Spoiling Sex and the City
Four women argue about the clothes, the men, and the ending.
Posted Saturday, May 31, 2008, at 7:46 AM
Readers take note: This discussion is designed to be read by people who have already seen the Sex and the City film. There are REALLY BIG SPOILERS ahead. GIGANTIC, ENORMOUS SPOILERS right in the VERY FIRST LINES. Read at your own risk.
Dana Stevens: Let's kick off with the most spoiler-y question of all. What did you all think of the ending? When Carrie finally married Big—after he'd left her at the altar (well, near it) in the movie's first act—did it make you swoon, gag, swoon while gagging, remain poker-faced, or what?
Meghan O'Rourke: I felt numb. The movie was heading toward Schindler's List length. The whole thing felt bloated and self-important—precisely what the zippy TV show never was.
Erinn Bucklan: It felt like the characters hadn't changed, especially Carrie, even after all that drama. These women will continue their pattern:blow up at a man, bond with the ladies, buy a few things, and go back to a man.
Meghan: The show (and even more so, the original book by Candace Bushnell) was essentially episodic and nonteleological. And that was part of what was good about it:It dispensed with one-dimensional Cinderella narratives about women and talked about what dating life in NYC was really like. But the movie reneged on that essential contract with the viewers.
June: I agree. This movie convinced me that at least in some cases, telly is better.
Meghan: I never loved the show all that much, but I tuned in for the clothes and to have something keeping me company as I paid my bills. It was short, tight, and sorta charming (like S.J. Parker herself). I thought the movie was shallow and materialistic. And the materialism of the show feels very different in 2008 than in 2000. E.g., Carrie, after Big jilts her, says, "I feel like I took a bullet." Um, really? You mean, like a soldier? It totally animated the moralist in me.
Erinn: It's so funny that you bring up that "bullet" line. So many audience members were sobbing throughout my screening, and I was struck by hearing more crying in that movie than during any serious war movie or mourning scene I've watched in a looong time. I left thinking, Geez, people are really hurting for love.
Dana: Erinn, can you describe your relationship to the show as our resident hater? Did you watch it regularly despite (or because of) the fact it got on your nerves?
Erinn: I actually did watch it regularly because so many people around me were obsessed, and, well, I did like to track the cartoonish fashions. It was a train-wreck of a group of women.

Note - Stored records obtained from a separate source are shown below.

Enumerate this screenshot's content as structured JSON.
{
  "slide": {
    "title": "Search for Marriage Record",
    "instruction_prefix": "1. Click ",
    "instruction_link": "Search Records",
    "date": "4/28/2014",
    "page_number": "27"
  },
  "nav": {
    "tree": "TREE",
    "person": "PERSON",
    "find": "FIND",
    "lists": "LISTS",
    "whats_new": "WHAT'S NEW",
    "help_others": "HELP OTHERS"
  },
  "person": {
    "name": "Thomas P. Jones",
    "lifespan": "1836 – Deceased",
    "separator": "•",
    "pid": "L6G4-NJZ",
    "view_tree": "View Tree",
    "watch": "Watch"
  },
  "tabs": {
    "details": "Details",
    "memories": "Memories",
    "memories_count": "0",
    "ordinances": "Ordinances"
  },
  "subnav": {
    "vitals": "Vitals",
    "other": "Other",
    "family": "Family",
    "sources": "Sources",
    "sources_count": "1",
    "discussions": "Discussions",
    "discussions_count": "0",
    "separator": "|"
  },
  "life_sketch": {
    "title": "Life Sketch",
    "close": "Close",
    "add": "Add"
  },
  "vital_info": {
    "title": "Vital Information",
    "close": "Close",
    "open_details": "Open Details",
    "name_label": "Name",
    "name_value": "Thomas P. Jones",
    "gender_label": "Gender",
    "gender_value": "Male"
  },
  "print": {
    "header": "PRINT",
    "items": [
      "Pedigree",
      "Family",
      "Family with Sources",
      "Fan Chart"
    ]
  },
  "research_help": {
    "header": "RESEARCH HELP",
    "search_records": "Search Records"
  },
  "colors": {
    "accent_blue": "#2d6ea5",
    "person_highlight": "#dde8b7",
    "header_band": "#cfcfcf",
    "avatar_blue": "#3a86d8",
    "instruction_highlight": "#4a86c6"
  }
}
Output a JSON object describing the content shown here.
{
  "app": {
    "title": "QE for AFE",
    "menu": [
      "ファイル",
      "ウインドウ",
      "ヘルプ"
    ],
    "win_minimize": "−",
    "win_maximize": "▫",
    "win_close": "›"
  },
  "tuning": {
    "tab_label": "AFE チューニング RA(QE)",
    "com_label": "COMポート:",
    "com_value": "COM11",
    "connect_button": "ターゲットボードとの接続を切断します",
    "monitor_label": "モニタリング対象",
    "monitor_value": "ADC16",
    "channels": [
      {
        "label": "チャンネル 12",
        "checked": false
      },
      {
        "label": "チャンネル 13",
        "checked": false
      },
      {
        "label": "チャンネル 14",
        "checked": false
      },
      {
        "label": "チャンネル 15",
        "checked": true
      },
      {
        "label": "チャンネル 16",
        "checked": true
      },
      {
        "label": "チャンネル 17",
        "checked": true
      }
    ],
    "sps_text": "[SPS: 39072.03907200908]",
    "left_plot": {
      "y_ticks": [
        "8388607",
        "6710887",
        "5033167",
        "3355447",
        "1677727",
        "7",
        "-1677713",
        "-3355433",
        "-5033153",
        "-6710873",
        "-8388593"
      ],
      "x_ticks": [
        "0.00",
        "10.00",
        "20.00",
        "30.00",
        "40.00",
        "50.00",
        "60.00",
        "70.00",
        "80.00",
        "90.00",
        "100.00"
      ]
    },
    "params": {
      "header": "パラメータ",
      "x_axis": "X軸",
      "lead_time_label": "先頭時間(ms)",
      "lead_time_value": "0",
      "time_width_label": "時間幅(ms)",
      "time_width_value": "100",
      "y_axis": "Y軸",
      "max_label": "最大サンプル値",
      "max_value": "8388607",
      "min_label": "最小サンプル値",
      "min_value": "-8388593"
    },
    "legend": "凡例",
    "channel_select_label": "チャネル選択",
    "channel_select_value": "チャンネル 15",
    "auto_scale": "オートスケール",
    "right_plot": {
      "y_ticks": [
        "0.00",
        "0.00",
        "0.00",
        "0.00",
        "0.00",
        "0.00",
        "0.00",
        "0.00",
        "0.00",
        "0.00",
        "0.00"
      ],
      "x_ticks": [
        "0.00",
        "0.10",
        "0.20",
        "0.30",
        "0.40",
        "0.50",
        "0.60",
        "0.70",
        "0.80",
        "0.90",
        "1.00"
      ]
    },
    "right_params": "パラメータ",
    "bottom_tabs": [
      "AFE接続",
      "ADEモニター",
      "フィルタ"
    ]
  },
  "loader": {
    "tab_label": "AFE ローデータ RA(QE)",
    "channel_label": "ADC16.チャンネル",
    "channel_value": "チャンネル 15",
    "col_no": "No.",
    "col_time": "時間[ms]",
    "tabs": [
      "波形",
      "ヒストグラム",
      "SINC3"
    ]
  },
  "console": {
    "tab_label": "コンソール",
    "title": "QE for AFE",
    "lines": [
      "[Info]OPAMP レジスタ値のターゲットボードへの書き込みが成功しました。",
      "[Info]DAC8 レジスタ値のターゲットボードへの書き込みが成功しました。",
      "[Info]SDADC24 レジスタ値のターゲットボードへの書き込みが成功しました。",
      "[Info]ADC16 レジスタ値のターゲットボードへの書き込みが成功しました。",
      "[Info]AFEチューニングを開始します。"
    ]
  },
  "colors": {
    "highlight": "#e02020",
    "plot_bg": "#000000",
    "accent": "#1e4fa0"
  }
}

June: One thing I really missed in this movie was work. Yeah, yeah, the apartments and clothes were always beyond their pocketbooks, but they did have jobs. In the movie, Samantha was still working but hated what her job had turned into—got no pleasure from it. Miranda doesn't seem to like her work, but she's responsible and knows she has to do it. Carrie didn't do any bloody work, though she seemed to have produced some books. Charlotte's got her man. But there was no joy in work.
Meghan: There was no joy in anything! There was just a lot of fear. And porn, or what counts for porn in NYC: The movie opens with the money shot, as it were—a beautiful view of a stunning prewar penthouse that Carrie and Big want to buy and live in.
My big problem with the movie is that no one talked about anything. Steve fucks another woman when Miranda won't have sex with him (they've had sex once in six months). And she gets mad and won't forgive him. But there's no discussion of what role her frigidity played or whether they might be able to get past it. The film invokes all these contemporary koans about what's hard about marriage (commitment, fidelity, etc.). But it never investigates them with any pathos.
Erinn: It's true. These women are supposed to be so sophisticated. But they are always so emotionally crude.
June: And the big dilemmas the characters face are over nothing—Steve did something wrong, but thoughtlessly, unintentionally, almost accidentally; Big jilts Carrie, but only because he wanted to talk to her before the wedding and forgot that brides don't always have their cell phones handy (there were no pockets in that Vivienne Westwood, after all—maybe grooms should see the wedding dress beforehand so they realize that).
So the characters weren't asked to compromise—just to forgive transgressions that are almost random.
June Thomas is a Slate culture critic. Follow her on Twitter.
Erinn Bucklan is an editor in New York.
Meghan O'Rourke is Slate's culture critic and an advisory editor. She was previously an editor at The New Yorker. The Long Goodbye, a memoir about her mother's death, is now out in paperback.
Still of Sarah Jessica Parker (left) as "Carrie Bradshaw" and Chris Noth (right) as "Mr. Big" in Sex and the City by Craig Blankenhorn/New Line Cinema.